With the pictures removed, please write out every line below exactly as given.

#####

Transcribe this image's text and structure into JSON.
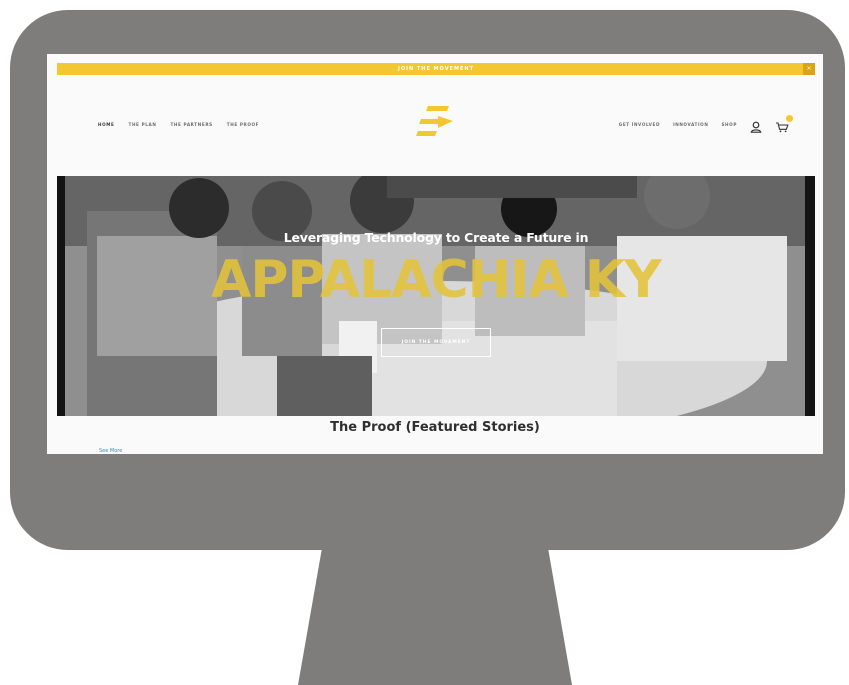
{
  "banner": {
    "text": "JOIN THE MOVEMENT",
    "close": "×"
  },
  "nav_left": [
    "HOME",
    "THE PLAN",
    "THE PARTNERS",
    "THE PROOF"
  ],
  "nav_right": [
    "GET INVOLVED",
    "INNOVATION",
    "SHOP"
  ],
  "icons": {
    "logo": "lightning-bolt-logo",
    "user": "user-icon",
    "cart": "cart-icon"
  },
  "hero": {
    "subtitle": "Leveraging Technology to Create a Future in",
    "title": "APPALACHIA KY",
    "button": "JOIN THE MOVEMENT"
  },
  "section": {
    "title": "The Proof (Featured Stories)",
    "link": "See More"
  },
  "colors": {
    "accent": "#f3c731",
    "monitor": "#7e7d7b",
    "link": "#3f8fb3"
  }
}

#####

> _Task result_:
Transcribe this image's text and structure into JSON.
{
  "banner": {
    "text": "JOIN THE MOVEMENT",
    "close": "×"
  },
  "nav_left": [
    "HOME",
    "THE PLAN",
    "THE PARTNERS",
    "THE PROOF"
  ],
  "nav_right": [
    "GET INVOLVED",
    "INNOVATION",
    "SHOP"
  ],
  "icons": {
    "logo": "lightning-bolt-logo",
    "user": "user-icon",
    "cart": "cart-icon"
  },
  "hero": {
    "subtitle": "Leveraging Technology to Create a Future in",
    "title": "APPALACHIA KY",
    "button": "JOIN THE MOVEMENT"
  },
  "section": {
    "title": "The Proof (Featured Stories)",
    "link": "See More"
  },
  "colors": {
    "accent": "#f3c731",
    "monitor": "#7e7d7b",
    "link": "#3f8fb3"
  }
}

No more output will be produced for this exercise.